WHAT THIS TASK INVOLVES
What lines in the material hold the string "true"? Copy out each of them.

THE RECORDS
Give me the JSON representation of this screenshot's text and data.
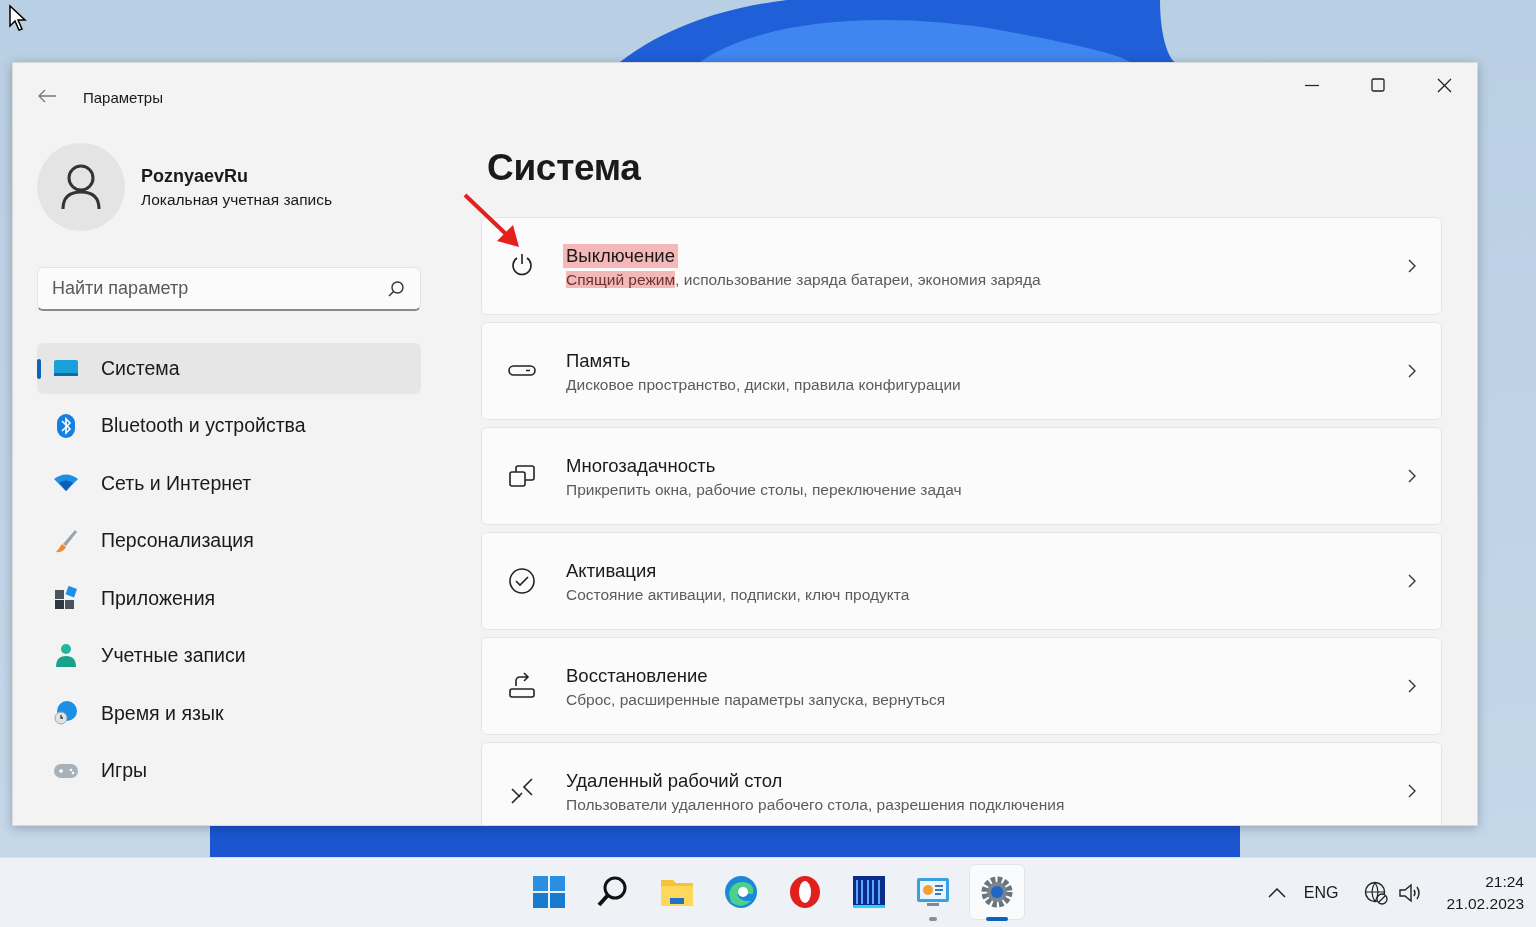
{
  "window": {
    "title": "Параметры"
  },
  "account": {
    "name": "PoznyaevRu",
    "type": "Локальная учетная запись"
  },
  "search": {
    "placeholder": "Найти параметр"
  },
  "sidebar": {
    "items": [
      {
        "label": "Система",
        "selected": true
      },
      {
        "label": "Bluetooth и устройства",
        "selected": false
      },
      {
        "label": "Сеть и Интернет",
        "selected": false
      },
      {
        "label": "Персонализация",
        "selected": false
      },
      {
        "label": "Приложения",
        "selected": false
      },
      {
        "label": "Учетные записи",
        "selected": false
      },
      {
        "label": "Время и язык",
        "selected": false
      },
      {
        "label": "Игры",
        "selected": false
      }
    ]
  },
  "page": {
    "heading": "Система"
  },
  "cards": [
    {
      "title": "Выключение",
      "title_highlighted": true,
      "subtitle": [
        {
          "text": "Спящий режим",
          "highlighted": true
        },
        {
          "text": ", использование заряда батареи, экономия заряда",
          "highlighted": false
        }
      ]
    },
    {
      "title": "Память",
      "title_highlighted": false,
      "subtitle": [
        {
          "text": "Дисковое пространство, диски, правила конфигурации",
          "highlighted": false
        }
      ]
    },
    {
      "title": "Многозадачность",
      "title_highlighted": false,
      "subtitle": [
        {
          "text": "Прикрепить окна, рабочие столы, переключение задач",
          "highlighted": false
        }
      ]
    },
    {
      "title": "Активация",
      "title_highlighted": false,
      "subtitle": [
        {
          "text": "Состояние активации, подписки, ключ продукта",
          "highlighted": false
        }
      ]
    },
    {
      "title": "Восстановление",
      "title_highlighted": false,
      "subtitle": [
        {
          "text": "Сброс, расширенные параметры запуска, вернуться",
          "highlighted": false
        }
      ]
    },
    {
      "title": "Удаленный рабочий стол",
      "title_highlighted": false,
      "subtitle": [
        {
          "text": "Пользователи удаленного рабочего стола, разрешения подключения",
          "highlighted": false
        }
      ]
    }
  ],
  "taskbar": {
    "apps": [
      {
        "selected": false,
        "running": false
      },
      {
        "selected": false,
        "running": false
      },
      {
        "selected": false,
        "running": false
      },
      {
        "selected": false,
        "running": false
      },
      {
        "selected": false,
        "running": false
      },
      {
        "selected": false,
        "running": false
      },
      {
        "selected": false,
        "running": true
      },
      {
        "selected": true,
        "running": true
      }
    ],
    "language": "ENG",
    "time": "21:24",
    "date": "21.02.2023"
  }
}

THE ANSWER
        "selected": true
      "title_highlighted": true,
          "highlighted": true
        "running": true
        "selected": true,
        "running": true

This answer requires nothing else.